Dog Poo Disposal

Dog poo in our streets and parks is smelly, unsightly and very unpleasant to step in. 

Council research has shown that the more people experience nuisance issues associated with pets in public places, such as dog poo, the worse their opinion of pet owners is overall, and the more they support legislative controls on pet ownership.

Some dog droppings contain harmful bacteria and nutrients. They can be washed through the storm-water system into natural waterways and Port Phillip Bay, which may contribute to excessive E. coli pollution readings on beaches following heavy rainfalls.

Roundworms and tapeworms can be found in the faeces of infected puppies or adult dogs and can be passed onto humans. Children, people with compromised immune systems and field sports players are most at risk of infection.  


Cleaning up after dogs is part of being a responsible pet owner.

Whitehorse City Council requires dog owners to carry an appropriate receptacle (e.g. bag or scoop) to remove and dispose of their dog’s poo whenever they are with their dog in a public place.
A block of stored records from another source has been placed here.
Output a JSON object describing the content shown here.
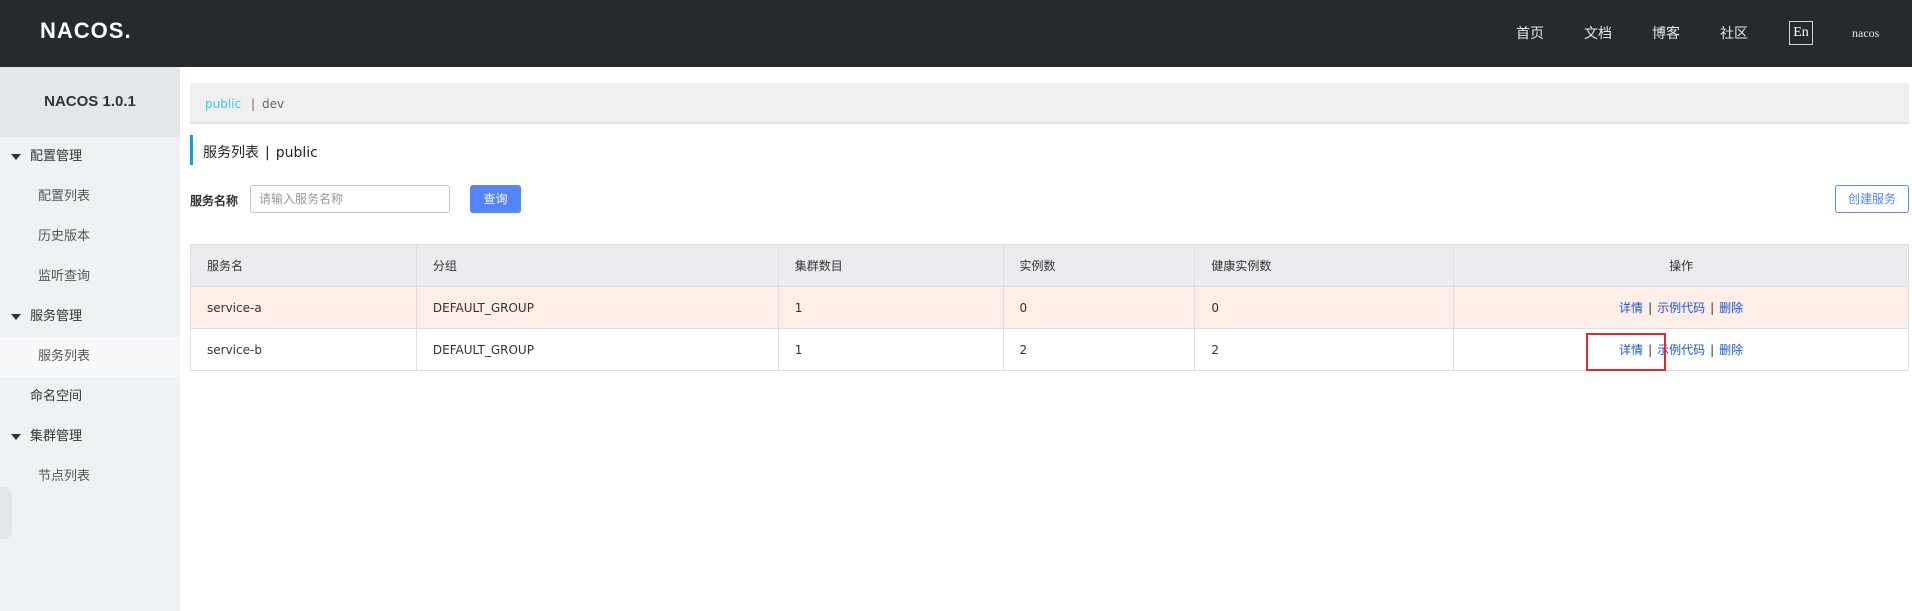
{
  "header": {
    "logo": "NACOS.",
    "nav": [
      "首页",
      "文档",
      "博客",
      "社区"
    ],
    "lang": "En",
    "user": "nacos"
  },
  "sidebar": {
    "title": "NACOS 1.0.1",
    "groups": [
      {
        "label": "配置管理",
        "items": [
          "配置列表",
          "历史版本",
          "监听查询"
        ]
      },
      {
        "label": "服务管理",
        "items": [
          "服务列表"
        ]
      },
      {
        "label": "命名空间"
      },
      {
        "label": "集群管理",
        "items": [
          "节点列表"
        ]
      }
    ],
    "active_item": "服务列表"
  },
  "namespaces": {
    "active": "public",
    "separator": "|",
    "other": "dev"
  },
  "page": {
    "title": "服务列表",
    "separator": "|",
    "namespace": "public"
  },
  "search": {
    "label": "服务名称",
    "placeholder": "请输入服务名称",
    "value": "",
    "query_button": "查询",
    "create_button": "创建服务"
  },
  "table": {
    "columns": [
      "服务名",
      "分组",
      "集群数目",
      "实例数",
      "健康实例数",
      "操作"
    ],
    "rows": [
      {
        "name": "service-a",
        "group": "DEFAULT_GROUP",
        "clusters": "1",
        "instances": "0",
        "healthy": "0"
      },
      {
        "name": "service-b",
        "group": "DEFAULT_GROUP",
        "clusters": "1",
        "instances": "2",
        "healthy": "2"
      }
    ],
    "actions": [
      "详情",
      "示例代码",
      "删除"
    ],
    "action_separator": "|"
  },
  "colors": {
    "topbar": "#252a2f",
    "accent": "#5584ff",
    "namespace_active": "#33cde5",
    "link": "#1a56d6",
    "highlight_row": "#fdeee7",
    "annotation": "#e02b2b"
  }
}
You can be fined for not complying.

Dog poo that has not been picked up can often be one of the main reasons influencing decisions to ban dogs from certain parks or reserves.

How to Clean Up

Cleaning up after your dog is easy. You can use plastic (biodegradable) bags, trowels or pooper-scoopers. Products are available that attach to your dog’s leash to store plastic bags for use during walks.

Keep your bags/pouches/pooper-scooper products with your leash, as a reminder to take them with you.

If using the bag method, simply put your hand inside the bag, pick up the dog poo, turn the bag inside out and then seal. You can tie the bag to your leash or carry it until you get to an appropriate disposal site.

Disposal methods include council provided public litter bins, or domestic landfill and waste collection, household garbage bin, worm farms or composting units.

Council may issue fines to owners who don’t pick up after their dog.